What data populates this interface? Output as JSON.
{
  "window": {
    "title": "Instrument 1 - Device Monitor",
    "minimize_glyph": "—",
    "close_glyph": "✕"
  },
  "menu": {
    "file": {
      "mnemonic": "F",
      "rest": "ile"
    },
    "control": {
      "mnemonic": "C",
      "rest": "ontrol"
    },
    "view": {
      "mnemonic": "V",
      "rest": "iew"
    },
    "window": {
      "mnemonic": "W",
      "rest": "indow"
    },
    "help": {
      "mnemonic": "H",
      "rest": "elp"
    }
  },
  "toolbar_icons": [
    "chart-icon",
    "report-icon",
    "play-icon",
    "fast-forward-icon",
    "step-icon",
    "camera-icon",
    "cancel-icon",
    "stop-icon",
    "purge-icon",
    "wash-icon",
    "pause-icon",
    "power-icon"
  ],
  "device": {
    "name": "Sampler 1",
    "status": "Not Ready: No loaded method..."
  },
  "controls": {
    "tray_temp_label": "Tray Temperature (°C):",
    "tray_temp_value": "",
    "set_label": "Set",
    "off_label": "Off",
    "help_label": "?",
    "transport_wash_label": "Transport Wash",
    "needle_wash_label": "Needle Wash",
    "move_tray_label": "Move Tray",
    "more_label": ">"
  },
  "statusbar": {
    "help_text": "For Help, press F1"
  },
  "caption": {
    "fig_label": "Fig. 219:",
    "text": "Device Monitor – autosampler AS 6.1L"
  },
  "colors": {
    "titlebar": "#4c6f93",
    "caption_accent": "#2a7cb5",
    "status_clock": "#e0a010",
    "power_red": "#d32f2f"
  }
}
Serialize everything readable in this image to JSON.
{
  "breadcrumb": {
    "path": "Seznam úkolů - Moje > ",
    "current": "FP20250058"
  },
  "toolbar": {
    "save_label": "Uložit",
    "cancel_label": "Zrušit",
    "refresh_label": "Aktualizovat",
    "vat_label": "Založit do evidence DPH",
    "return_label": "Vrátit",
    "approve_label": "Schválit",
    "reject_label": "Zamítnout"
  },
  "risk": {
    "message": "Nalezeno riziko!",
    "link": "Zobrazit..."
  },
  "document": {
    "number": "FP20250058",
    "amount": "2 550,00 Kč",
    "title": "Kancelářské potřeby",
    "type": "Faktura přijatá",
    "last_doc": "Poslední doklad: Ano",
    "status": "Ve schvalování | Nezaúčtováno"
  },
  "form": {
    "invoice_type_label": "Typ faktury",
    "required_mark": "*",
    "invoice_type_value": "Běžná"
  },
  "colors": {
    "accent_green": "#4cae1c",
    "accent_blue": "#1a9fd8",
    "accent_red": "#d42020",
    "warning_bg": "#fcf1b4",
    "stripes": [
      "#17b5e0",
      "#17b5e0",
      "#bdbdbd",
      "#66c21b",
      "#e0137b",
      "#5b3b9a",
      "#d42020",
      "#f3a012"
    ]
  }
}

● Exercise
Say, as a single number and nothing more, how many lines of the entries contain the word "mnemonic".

● Reply
5